◆ **ABOUT THIS TASK**
Print all the records below exactly as they stand, but leave out the pictures.

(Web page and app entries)

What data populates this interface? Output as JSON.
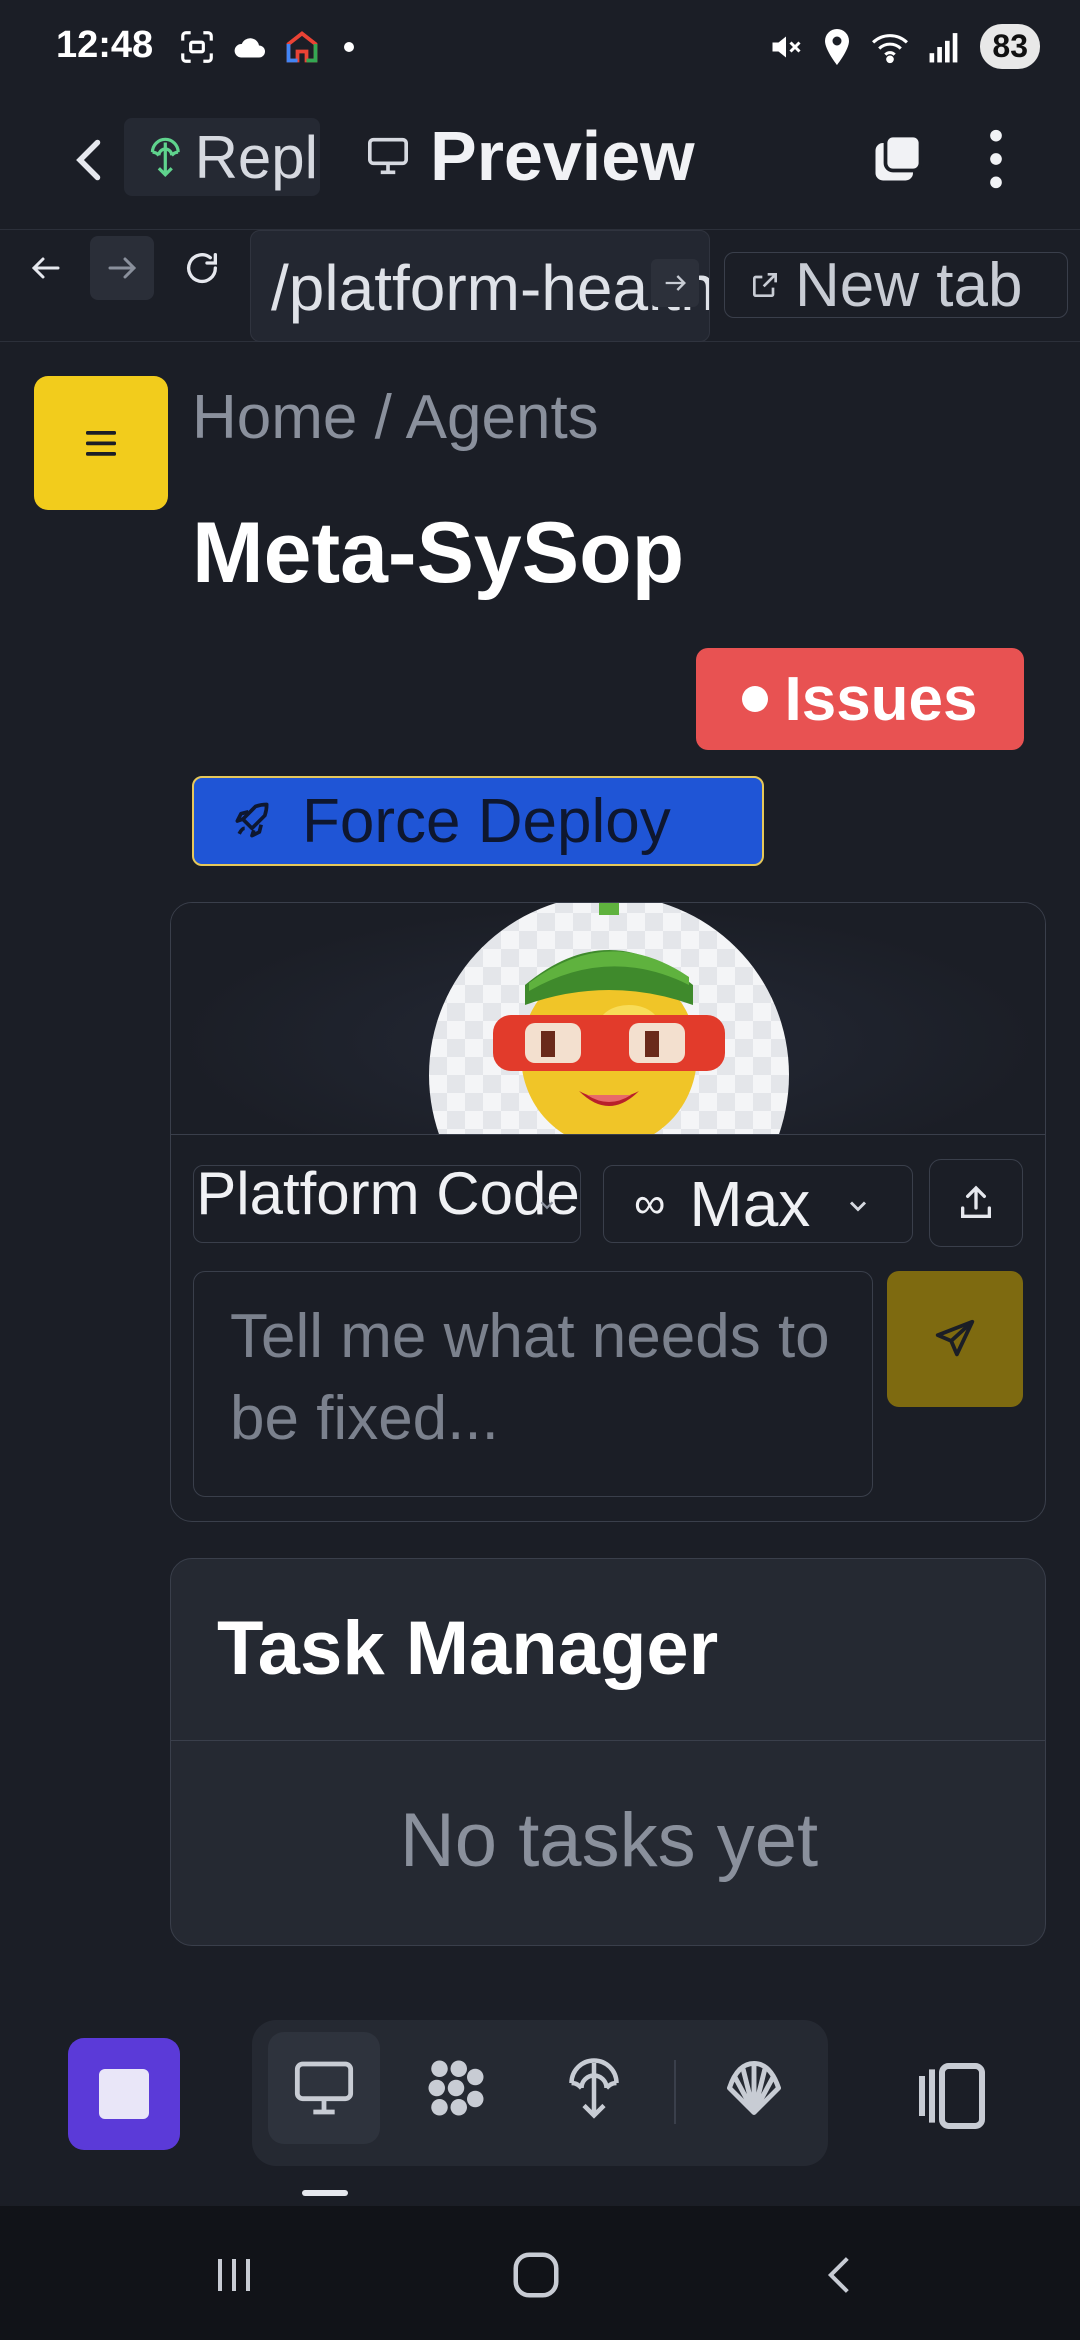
{
  "status_bar": {
    "time": "12:48",
    "battery": "83",
    "left_icons": [
      "screenshot-icon",
      "cloud-icon",
      "google-home-icon",
      "dot-icon"
    ],
    "right_icons": [
      "mute-icon",
      "location-icon",
      "wifi-icon",
      "signal-icon"
    ]
  },
  "app_header": {
    "repl_chip_label": "Repl",
    "preview_label": "Preview"
  },
  "url_bar": {
    "path": "/platform-health",
    "new_tab_label": "New tab"
  },
  "page": {
    "breadcrumb": "Home / Agents",
    "title": "Meta-SySop",
    "issues_label": "Issues",
    "force_deploy_label": "Force Deploy"
  },
  "chat": {
    "platform_select": "Platform Code",
    "mode_select": "Max",
    "mode_symbol": "∞",
    "message_placeholder": "Tell me what needs to be fixed..."
  },
  "task_manager": {
    "title": "Task Manager",
    "empty_text": "No tasks yet"
  },
  "colors": {
    "background": "#1b1e26",
    "menu_button": "#f2cc1c",
    "issues_badge": "#e85252",
    "force_deploy": "#1f55d6",
    "send_button": "#7e6a10",
    "stop_button": "#5b3ad8"
  },
  "bottom_toolbar": {
    "tools": [
      "desktop-icon",
      "grid-apps-icon",
      "deploy-icon",
      "shell-icon"
    ],
    "active_tool": "desktop-icon"
  }
}
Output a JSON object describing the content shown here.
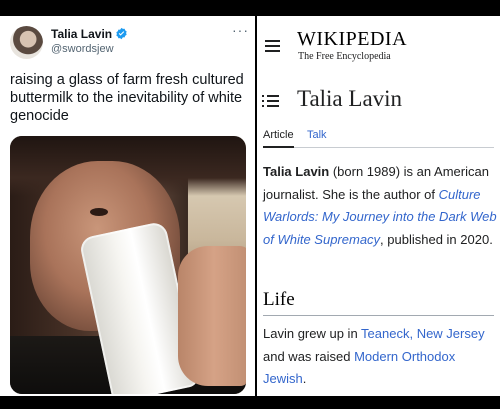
{
  "tweet": {
    "author_name": "Talia Lavin",
    "handle": "@swordsjew",
    "more_label": "···",
    "text": "raising a glass of farm fresh cultured buttermilk to the inevitability of white genocide",
    "verified_color": "#1d9bf0",
    "icons": {
      "more": "more-options-icon",
      "verified": "verified-badge-icon"
    }
  },
  "wiki": {
    "wordmark": "WIKIPEDIA",
    "tagline": "The Free Encyclopedia",
    "page_title": "Talia Lavin",
    "tabs": [
      {
        "label": "Article"
      },
      {
        "label": "Talk"
      }
    ],
    "lead": {
      "subject": "Talia Lavin",
      "born": " (born 1989) is an American journalist. She is the author of ",
      "book_title": "Culture Warlords: My Journey into the Dark Web of White Supremacy",
      "after_book": ", published in 2020."
    },
    "section": {
      "heading": "Life",
      "text_a": "Lavin grew up in ",
      "link_a": "Teaneck, New Jersey",
      "text_b": " and was raised ",
      "link_b": "Modern Orthodox Jewish",
      "text_c": "."
    },
    "link_color": "#3366cc",
    "icons": {
      "menu": "hamburger-menu-icon",
      "toc": "table-of-contents-icon"
    }
  }
}
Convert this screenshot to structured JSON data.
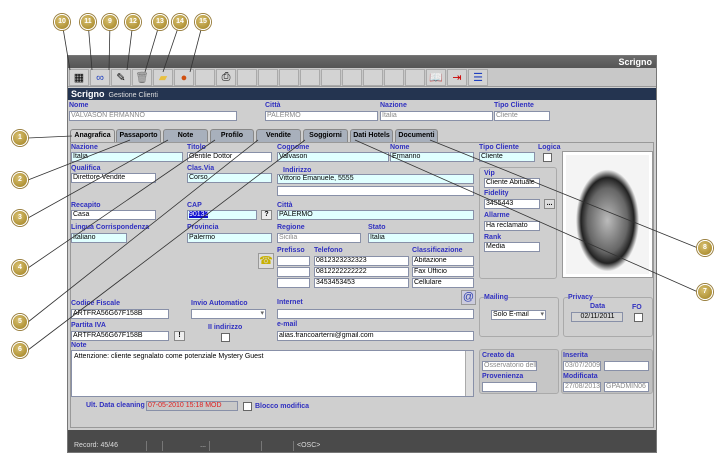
{
  "window": {
    "brand": "Scrigno",
    "module": "Gestione Clienti"
  },
  "toolbar": {
    "icons": [
      "calculator-icon",
      "binoculars-icon",
      "edit-icon",
      "trash-icon",
      "folder-icon",
      "user-icon",
      "",
      "printer-icon",
      "",
      "",
      "",
      "",
      "",
      "",
      "",
      "",
      "",
      "book-icon",
      "exit-icon",
      "list-icon"
    ]
  },
  "header_fields": {
    "nome_label": "Nome",
    "nome": "VALVASON ERMANNO",
    "citta_label": "Città",
    "citta": "PALERMO",
    "nazione_label": "Nazione",
    "nazione": "Italia",
    "tipo_label": "Tipo Cliente",
    "tipo": "Cliente"
  },
  "tabs": [
    "Anagrafica",
    "Passaporto",
    "Note",
    "Profilo",
    "Vendite",
    "Soggiorni",
    "Dati Hotels",
    "Documenti"
  ],
  "form": {
    "nazione_label": "Nazione",
    "nazione": "Italia",
    "titolo_label": "Titolo",
    "titolo": "Gentile Dottor",
    "cognome_label": "Cognome",
    "cognome": "Valvason",
    "nome_label": "Nome",
    "nome": "Ermanno",
    "tipo_label": "Tipo Cliente",
    "tipo": "Cliente",
    "logica_label": "Logica",
    "qualifica_label": "Qualifica",
    "qualifica": "Direttore Vendite",
    "clasvia_label": "Clas.Via",
    "clasvia": "Corso",
    "indirizzo_label": "Indirizzo",
    "indirizzo": "Vittorio Emanuele, 5555",
    "indirizzo2": "",
    "recapito_label": "Recapito",
    "recapito": "Casa",
    "cap_label": "CAP",
    "cap": "90132",
    "cap_btn": "?",
    "citta_label": "Città",
    "citta": "PALERMO",
    "lingua_label": "Lingua Corrispondenza",
    "lingua": "Italiano",
    "provincia_label": "Provincia",
    "provincia": "Palermo",
    "regione_label": "Regione",
    "regione": "Sicilia",
    "stato_label": "Stato",
    "stato": "Italia",
    "prefisso_label": "Prefisso",
    "telefono_label": "Telefono",
    "class_label": "Classificazione",
    "phones": [
      {
        "pref": "",
        "tel": "0812323232323",
        "cls": "Abitazione"
      },
      {
        "pref": "",
        "tel": "0812222222222",
        "cls": "Fax Ufficio"
      },
      {
        "pref": "",
        "tel": "3453453453",
        "cls": "Cellulare"
      }
    ],
    "vip_label": "Vip",
    "vip": "Cliente Abituale",
    "fidelity_label": "Fidelity",
    "fidelity": "3455443",
    "fidelity_btn": "...",
    "allarme_label": "Allarme",
    "allarme": "Ha reclamato",
    "rank_label": "Rank",
    "rank": "Media",
    "cf_label": "Codice Fiscale",
    "cf": "ARTFRA56G67F158B",
    "invio_label": "Invio Automatico",
    "invio": "",
    "internet_label": "Internet",
    "internet": "",
    "piva_label": "Partita IVA",
    "piva": "ARTFRA56G67F158B",
    "piva_btn": "!",
    "ii_label": "II indirizzo",
    "email_label": "e-mail",
    "email": "alias.francoarterni@gmail.com",
    "note_label": "Note",
    "note": "Attenzione: cliente segnalato come potenziale Mystery Guest",
    "mailing_label": "Mailing",
    "mailing": "Solo E-mail",
    "privacy_label": "Privacy",
    "data_label": "Data",
    "privacy_data": "02/11/2011",
    "fo_label": "FO",
    "creato_label": "Creato da",
    "creato": "Osservatorio della",
    "provenienza_label": "Provenienza",
    "provenienza": "",
    "inserita_label": "Inserita",
    "inserita": "03/07/2009",
    "inserita2": "",
    "modificata_label": "Modificata",
    "modificata": "27/08/2013",
    "modificata2": "GPADMIN06",
    "cleaning_label": "Ult. Data cleaning",
    "cleaning": "07-05-2010 15:18 MOD",
    "blocco_label": "Blocco modifica"
  },
  "status": {
    "record": "Record: 45/46",
    "dots": "...",
    "osc": "<OSC>"
  },
  "callouts": [
    "10",
    "11",
    "9",
    "12",
    "13",
    "14",
    "15",
    "1",
    "2",
    "3",
    "4",
    "5",
    "6",
    "8",
    "7"
  ],
  "colors": {
    "label": "#3030c0",
    "header": "#243450",
    "field_cyan": "#e0ffff",
    "callout": "#b09030"
  }
}
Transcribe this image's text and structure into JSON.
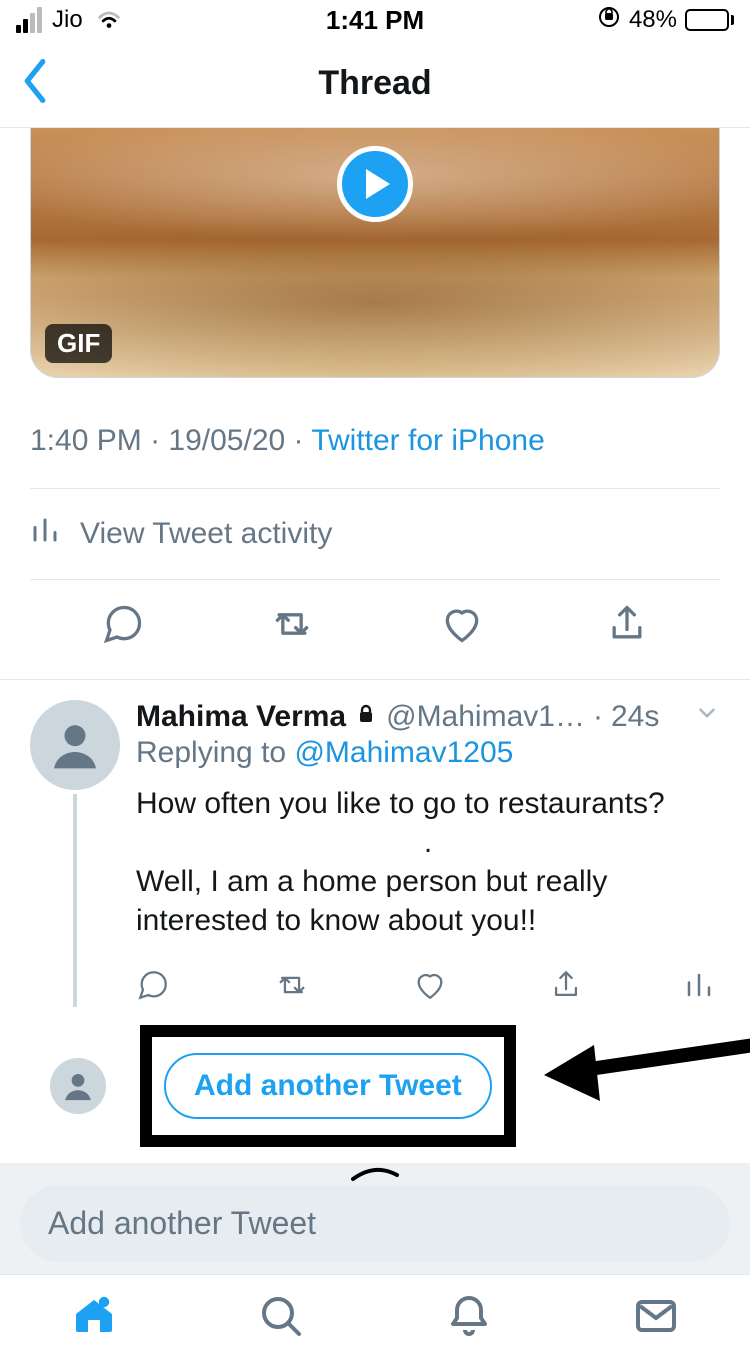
{
  "status": {
    "carrier": "Jio",
    "time": "1:41 PM",
    "battery_pct": "48%"
  },
  "nav": {
    "title": "Thread"
  },
  "media": {
    "badge": "GIF"
  },
  "tweet_meta": {
    "time": "1:40 PM",
    "date": "19/05/20",
    "source": "Twitter for iPhone"
  },
  "activity": {
    "label": "View Tweet activity"
  },
  "reply": {
    "name": "Mahima Verma",
    "handle": "@Mahimav1…",
    "time": "24s",
    "replying_prefix": "Replying to ",
    "replying_to": "@Mahimav1205",
    "line1": "How often you like to go to restaurants?",
    "line2": "Well, I am a home person but really interested to know about you!!"
  },
  "add_tweet": {
    "button": "Add another Tweet"
  },
  "composer": {
    "placeholder": "Add another Tweet"
  }
}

◆ **SOLUTION BELOW**
What data populates this interface? Output as JSON.
{
  "status_bar": {
    "time": "12:48",
    "battery": "83",
    "left_icons": [
      "screenshot-icon",
      "cloud-icon",
      "google-home-icon",
      "dot-icon"
    ],
    "right_icons": [
      "mute-icon",
      "location-icon",
      "wifi-icon",
      "signal-icon"
    ]
  },
  "app_header": {
    "repl_chip_label": "Repl",
    "preview_label": "Preview"
  },
  "url_bar": {
    "path": "/platform-health",
    "new_tab_label": "New tab"
  },
  "page": {
    "breadcrumb": "Home / Agents",
    "title": "Meta-SySop",
    "issues_label": "Issues",
    "force_deploy_label": "Force Deploy"
  },
  "chat": {
    "platform_select": "Platform Code",
    "mode_select": "Max",
    "mode_symbol": "∞",
    "message_placeholder": "Tell me what needs to be fixed..."
  },
  "task_manager": {
    "title": "Task Manager",
    "empty_text": "No tasks yet"
  },
  "colors": {
    "background": "#1b1e26",
    "menu_button": "#f2cc1c",
    "issues_badge": "#e85252",
    "force_deploy": "#1f55d6",
    "send_button": "#7e6a10",
    "stop_button": "#5b3ad8"
  },
  "bottom_toolbar": {
    "tools": [
      "desktop-icon",
      "grid-apps-icon",
      "deploy-icon",
      "shell-icon"
    ],
    "active_tool": "desktop-icon"
  }
}
Output a JSON object describing the content shown here.
{
  "tweet": {
    "author_name": "Talia Lavin",
    "handle": "@swordsjew",
    "more_label": "···",
    "text": "raising a glass of farm fresh cultured buttermilk to the inevitability of white genocide",
    "verified_color": "#1d9bf0",
    "icons": {
      "more": "more-options-icon",
      "verified": "verified-badge-icon"
    }
  },
  "wiki": {
    "wordmark": "WIKIPEDIA",
    "tagline": "The Free Encyclopedia",
    "page_title": "Talia Lavin",
    "tabs": [
      {
        "label": "Article"
      },
      {
        "label": "Talk"
      }
    ],
    "lead": {
      "subject": "Talia Lavin",
      "born": " (born 1989) is an American journalist. She is the author of ",
      "book_title": "Culture Warlords: My Journey into the Dark Web of White Supremacy",
      "after_book": ", published in 2020."
    },
    "section": {
      "heading": "Life",
      "text_a": "Lavin grew up in ",
      "link_a": "Teaneck, New Jersey",
      "text_b": " and was raised ",
      "link_b": "Modern Orthodox Jewish",
      "text_c": "."
    },
    "link_color": "#3366cc",
    "icons": {
      "menu": "hamburger-menu-icon",
      "toc": "table-of-contents-icon"
    }
  }
}
Convert this screenshot to structured JSON data.
{
  "window": {
    "brand": "Scrigno",
    "module": "Gestione Clienti"
  },
  "toolbar": {
    "icons": [
      "calculator-icon",
      "binoculars-icon",
      "edit-icon",
      "trash-icon",
      "folder-icon",
      "user-icon",
      "",
      "printer-icon",
      "",
      "",
      "",
      "",
      "",
      "",
      "",
      "",
      "",
      "book-icon",
      "exit-icon",
      "list-icon"
    ]
  },
  "header_fields": {
    "nome_label": "Nome",
    "nome": "VALVASON ERMANNO",
    "citta_label": "Città",
    "citta": "PALERMO",
    "nazione_label": "Nazione",
    "nazione": "Italia",
    "tipo_label": "Tipo Cliente",
    "tipo": "Cliente"
  },
  "tabs": [
    "Anagrafica",
    "Passaporto",
    "Note",
    "Profilo",
    "Vendite",
    "Soggiorni",
    "Dati Hotels",
    "Documenti"
  ],
  "form": {
    "nazione_label": "Nazione",
    "nazione": "Italia",
    "titolo_label": "Titolo",
    "titolo": "Gentile Dottor",
    "cognome_label": "Cognome",
    "cognome": "Valvason",
    "nome_label": "Nome",
    "nome": "Ermanno",
    "tipo_label": "Tipo Cliente",
    "tipo": "Cliente",
    "logica_label": "Logica",
    "qualifica_label": "Qualifica",
    "qualifica": "Direttore Vendite",
    "clasvia_label": "Clas.Via",
    "clasvia": "Corso",
    "indirizzo_label": "Indirizzo",
    "indirizzo": "Vittorio Emanuele, 5555",
    "indirizzo2": "",
    "recapito_label": "Recapito",
    "recapito": "Casa",
    "cap_label": "CAP",
    "cap": "90132",
    "cap_btn": "?",
    "citta_label": "Città",
    "citta": "PALERMO",
    "lingua_label": "Lingua Corrispondenza",
    "lingua": "Italiano",
    "provincia_label": "Provincia",
    "provincia": "Palermo",
    "regione_label": "Regione",
    "regione": "Sicilia",
    "stato_label": "Stato",
    "stato": "Italia",
    "prefisso_label": "Prefisso",
    "telefono_label": "Telefono",
    "class_label": "Classificazione",
    "phones": [
      {
        "pref": "",
        "tel": "0812323232323",
        "cls": "Abitazione"
      },
      {
        "pref": "",
        "tel": "0812222222222",
        "cls": "Fax Ufficio"
      },
      {
        "pref": "",
        "tel": "3453453453",
        "cls": "Cellulare"
      }
    ],
    "vip_label": "Vip",
    "vip": "Cliente Abituale",
    "fidelity_label": "Fidelity",
    "fidelity": "3455443",
    "fidelity_btn": "...",
    "allarme_label": "Allarme",
    "allarme": "Ha reclamato",
    "rank_label": "Rank",
    "rank": "Media",
    "cf_label": "Codice Fiscale",
    "cf": "ARTFRA56G67F158B",
    "invio_label": "Invio Automatico",
    "invio": "",
    "internet_label": "Internet",
    "internet": "",
    "piva_label": "Partita IVA",
    "piva": "ARTFRA56G67F158B",
    "piva_btn": "!",
    "ii_label": "II indirizzo",
    "email_label": "e-mail",
    "email": "alias.francoarterni@gmail.com",
    "note_label": "Note",
    "note": "Attenzione: cliente segnalato come potenziale Mystery Guest",
    "mailing_label": "Mailing",
    "mailing": "Solo E-mail",
    "privacy_label": "Privacy",
    "data_label": "Data",
    "privacy_data": "02/11/2011",
    "fo_label": "FO",
    "creato_label": "Creato da",
    "creato": "Osservatorio della",
    "provenienza_label": "Provenienza",
    "provenienza": "",
    "inserita_label": "Inserita",
    "inserita": "03/07/2009",
    "inserita2": "",
    "modificata_label": "Modificata",
    "modificata": "27/08/2013",
    "modificata2": "GPADMIN06",
    "cleaning_label": "Ult. Data cleaning",
    "cleaning": "07-05-2010 15:18 MOD",
    "blocco_label": "Blocco modifica"
  },
  "status": {
    "record": "Record: 45/46",
    "dots": "...",
    "osc": "<OSC>"
  },
  "callouts": [
    "10",
    "11",
    "9",
    "12",
    "13",
    "14",
    "15",
    "1",
    "2",
    "3",
    "4",
    "5",
    "6",
    "8",
    "7"
  ],
  "colors": {
    "label": "#3030c0",
    "header": "#243450",
    "field_cyan": "#e0ffff",
    "callout": "#b09030"
  }
}
Transcribe this image's text and structure into JSON.
{
  "status": {
    "carrier": "Jio",
    "time": "1:41 PM",
    "battery_pct": "48%"
  },
  "nav": {
    "title": "Thread"
  },
  "media": {
    "badge": "GIF"
  },
  "tweet_meta": {
    "time": "1:40 PM",
    "date": "19/05/20",
    "source": "Twitter for iPhone"
  },
  "activity": {
    "label": "View Tweet activity"
  },
  "reply": {
    "name": "Mahima Verma",
    "handle": "@Mahimav1…",
    "time": "24s",
    "replying_prefix": "Replying to ",
    "replying_to": "@Mahimav1205",
    "line1": "How often you like to go to restaurants?",
    "line2": "Well, I am a home person but really interested to know about you!!"
  },
  "add_tweet": {
    "button": "Add another Tweet"
  },
  "composer": {
    "placeholder": "Add another Tweet"
  }
}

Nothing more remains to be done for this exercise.